_Exercise objective_
The data below should be restated word for word, pictures omitted.

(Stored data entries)
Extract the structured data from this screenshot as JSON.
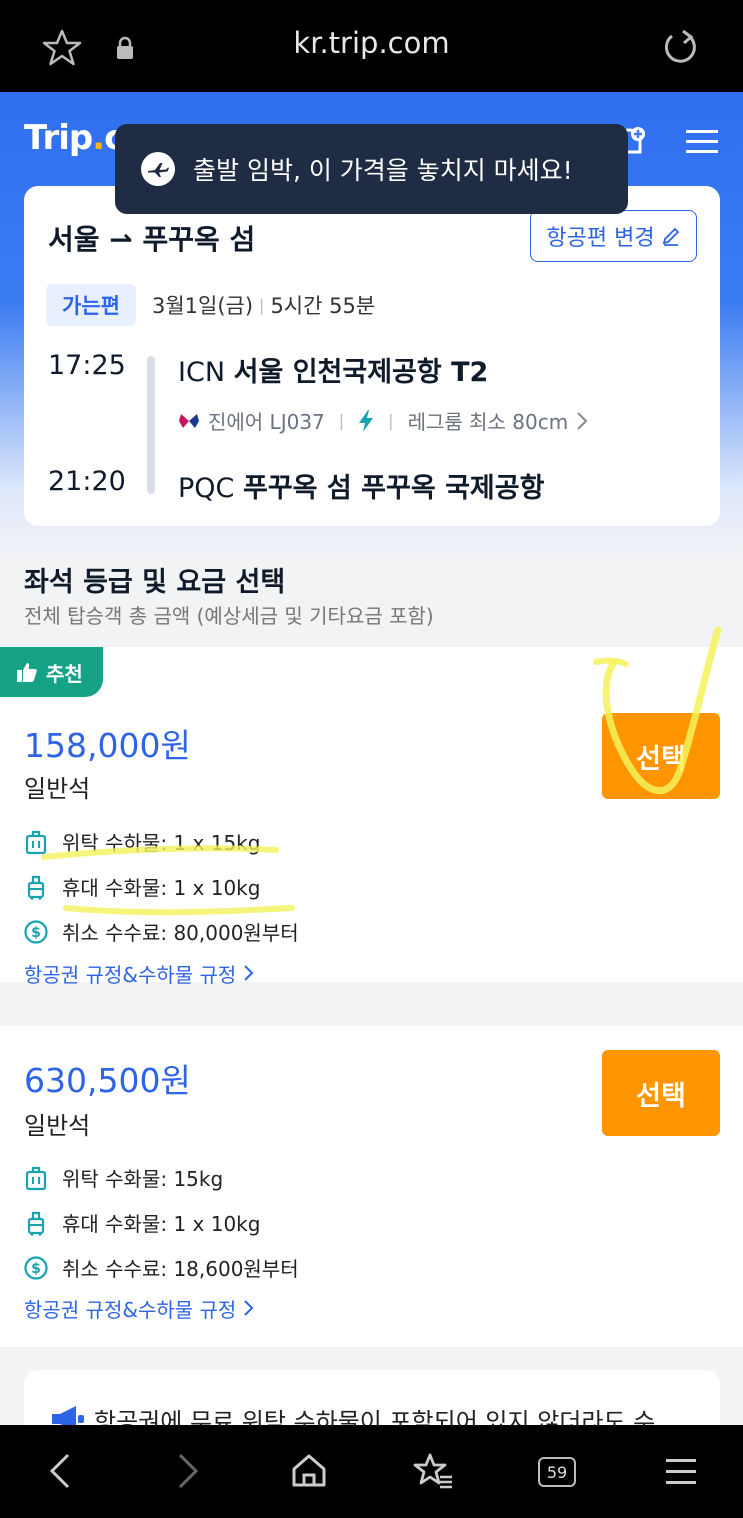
{
  "browser": {
    "url": "kr.trip.com",
    "tabs_count": "59"
  },
  "header": {
    "logo_main": "Trip",
    "logo_dot": ".",
    "logo_suffix": "com"
  },
  "toast": {
    "message": "출발 임박, 이 가격을 놓치지 마세요!"
  },
  "flight": {
    "route": "서울 ⇀ 푸꾸옥 섬",
    "change_label": "항공편 변경",
    "leg_label": "가는편",
    "date": "3월1일(금)",
    "duration": "5시간 55분",
    "depart_time": "17:25",
    "depart_code": "ICN",
    "depart_airport": "서울 인천국제공항 T2",
    "airline": "진에어 LJ037",
    "legroom": "레그룸 최소 80cm",
    "arrive_time": "21:20",
    "arrive_code": "PQC",
    "arrive_airport": "푸꾸옥 섬 푸꾸옥 국제공항"
  },
  "section": {
    "title": "좌석 등급 및 요금 선택",
    "subtitle": "전체 탑승객 총 금액 (예상세금 및 기타요금 포함)"
  },
  "fares": [
    {
      "badge": "추천",
      "price": "158,000원",
      "cabin": "일반석",
      "select_label": "선택",
      "checked_bag": "위탁 수하물: 1 x 15kg",
      "carry_on": "휴대 수화물: 1 x 10kg",
      "cancel_fee": "취소 수수료: 80,000원부터",
      "rules_link": "항공권 규정&수하물 규정"
    },
    {
      "price": "630,500원",
      "cabin": "일반석",
      "select_label": "선택",
      "checked_bag": "위탁 수화물: 15kg",
      "carry_on": "휴대 수화물: 1 x 10kg",
      "cancel_fee": "취소 수수료: 18,600원부터",
      "rules_link": "항공권 규정&수하물 규정"
    }
  ],
  "notice": {
    "text": "항공권에 무료 위탁 수하물이 포함되어 있지 않더라도 수"
  },
  "colors": {
    "brand_blue": "#2e64e8",
    "select_orange": "#ff9500",
    "recommend_green": "#16a287",
    "highlighter": "#f4f25a"
  }
}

_Your response_
Extract the structured data from this screenshot as JSON.
{
  "browser": {
    "url": "kr.trip.com",
    "tabs_count": "59"
  },
  "header": {
    "logo_main": "Trip",
    "logo_dot": ".",
    "logo_suffix": "com"
  },
  "toast": {
    "message": "출발 임박, 이 가격을 놓치지 마세요!"
  },
  "flight": {
    "route": "서울 ⇀ 푸꾸옥 섬",
    "change_label": "항공편 변경",
    "leg_label": "가는편",
    "date": "3월1일(금)",
    "duration": "5시간 55분",
    "depart_time": "17:25",
    "depart_code": "ICN",
    "depart_airport": "서울 인천국제공항 T2",
    "airline": "진에어 LJ037",
    "legroom": "레그룸 최소 80cm",
    "arrive_time": "21:20",
    "arrive_code": "PQC",
    "arrive_airport": "푸꾸옥 섬 푸꾸옥 국제공항"
  },
  "section": {
    "title": "좌석 등급 및 요금 선택",
    "subtitle": "전체 탑승객 총 금액 (예상세금 및 기타요금 포함)"
  },
  "fares": [
    {
      "badge": "추천",
      "price": "158,000원",
      "cabin": "일반석",
      "select_label": "선택",
      "checked_bag": "위탁 수하물: 1 x 15kg",
      "carry_on": "휴대 수화물: 1 x 10kg",
      "cancel_fee": "취소 수수료: 80,000원부터",
      "rules_link": "항공권 규정&수하물 규정"
    },
    {
      "price": "630,500원",
      "cabin": "일반석",
      "select_label": "선택",
      "checked_bag": "위탁 수화물: 15kg",
      "carry_on": "휴대 수화물: 1 x 10kg",
      "cancel_fee": "취소 수수료: 18,600원부터",
      "rules_link": "항공권 규정&수하물 규정"
    }
  ],
  "notice": {
    "text": "항공권에 무료 위탁 수하물이 포함되어 있지 않더라도 수"
  },
  "colors": {
    "brand_blue": "#2e64e8",
    "select_orange": "#ff9500",
    "recommend_green": "#16a287",
    "highlighter": "#f4f25a"
  }
}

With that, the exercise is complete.